She moved back to Okinawa with her parents and wallowed in a house she hated. She considered dying. The idea freed her. “It's like, if you can die right now that means you have nothing to lose. Like, you don't have to do anything! You are blessed. You have a daughter, you have parents that support you, that allow you to be a depressed shit in their house. So, okay—if I don't have to do anything right now, what do I want to do?” What she wanted was to write music.
Awich recalls her parents’ house in Okinawa. She would lay in bed telling the house how much she despised it. “And then the house was like, Why don't you like me?”
She has me in her palm—what else did the house say? “Don't you remember our memories? You came into this house when you were 10 years old. You were so excited. You were saying this house is so nice and so big. I'm talking for a while, like I'm in a phone conversation with a house. It's probably in my head. But a lot of things are just in your head. Like the fact that you cannot become the person you are.”
This came up a lot; the idea of never fully becoming the version of yourself that you are. “If you can start changing what’s in your head, then you start changing your reality,” Awich says. I tell her the obvious, that in English her name sounds like “a witch.” That doesn’t bother her. “I’m in touch with the spiritual side of this world. There is energy that moves things around. Everything is made of energy.”
Energy rules Awich’s world. She is skilled at seeing the essence of a thing, a seed often overlooked because it’s too difficult or indelicate or ugly. Awich only wears gold because it deforms easily. She loves fruit because it's a death trap for bugs. The alcohol she sells is part poison and sweet as sugar. She aspires to write a sci-fi novel one day, about a worldwide conspiracy and what people in power do behind gates. “It starts with an Okinawan high school girl who likes to sleep around with the US military.” She laughs at herself.
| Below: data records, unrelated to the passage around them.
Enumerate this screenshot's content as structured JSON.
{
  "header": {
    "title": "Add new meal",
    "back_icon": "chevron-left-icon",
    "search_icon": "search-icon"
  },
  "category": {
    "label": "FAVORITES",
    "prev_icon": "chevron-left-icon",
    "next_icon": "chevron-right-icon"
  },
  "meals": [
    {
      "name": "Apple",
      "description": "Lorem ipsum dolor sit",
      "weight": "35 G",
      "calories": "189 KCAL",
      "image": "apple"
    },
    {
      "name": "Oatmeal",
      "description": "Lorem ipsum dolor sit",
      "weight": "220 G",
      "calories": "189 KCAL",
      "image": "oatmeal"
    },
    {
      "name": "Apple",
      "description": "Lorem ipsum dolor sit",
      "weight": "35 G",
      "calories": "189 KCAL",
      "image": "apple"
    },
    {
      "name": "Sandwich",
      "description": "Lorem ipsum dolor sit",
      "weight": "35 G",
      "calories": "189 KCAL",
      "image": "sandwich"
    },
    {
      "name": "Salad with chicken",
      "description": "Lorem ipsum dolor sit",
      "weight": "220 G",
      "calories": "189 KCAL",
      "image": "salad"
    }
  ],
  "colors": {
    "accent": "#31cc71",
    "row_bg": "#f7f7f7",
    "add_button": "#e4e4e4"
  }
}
Then, suddenly, Awich is serious. “I feel like I'm releasing people from thinking that there is just one way of being successful or being beautiful, [that] there was just one way of being a woman or a mother, or a good person, or a cool person. You can be cool and smart. You can be a mom and sexy too, and you can have fun and do your job. People needed some options. They needed some more ways to be themselves.” The specter of J-Pop hovers. When I ask her about how it influences her work, Awich demurs—speaking about the J-Pop scene gives J-Pop license to speak about her.
Awich raps in English, Okinawan, and Japanese, fluidly transitioning between languages. For all the talk of marketing and global appeal, her music is not music for everyone. It’s art created for the artist. For Awich, with her eagerness to show bug-bitten knees, to reveal her humanity, her reality, to talk about her mistakes, there are no false idols. Awich peddling her Habush, a word impossible to say without a hiss. Awich who wants to represent Okinawa. Awich who is complete in her resolve to succeed across the world because it’s who she’s meant to be.
“It's like the beginning all over again. I'm finally starting to feel comfortable in my place in Japan, so I'm getting out of my safe zone, going out there and throwing myself into the pool of sharks. It's a new challenge for me. It’s not going to be easy, but I’d rather do it.” She looks down. “Because I don't want to be itching. I just want to scratch and bleed.”
Originally Appeared on GQ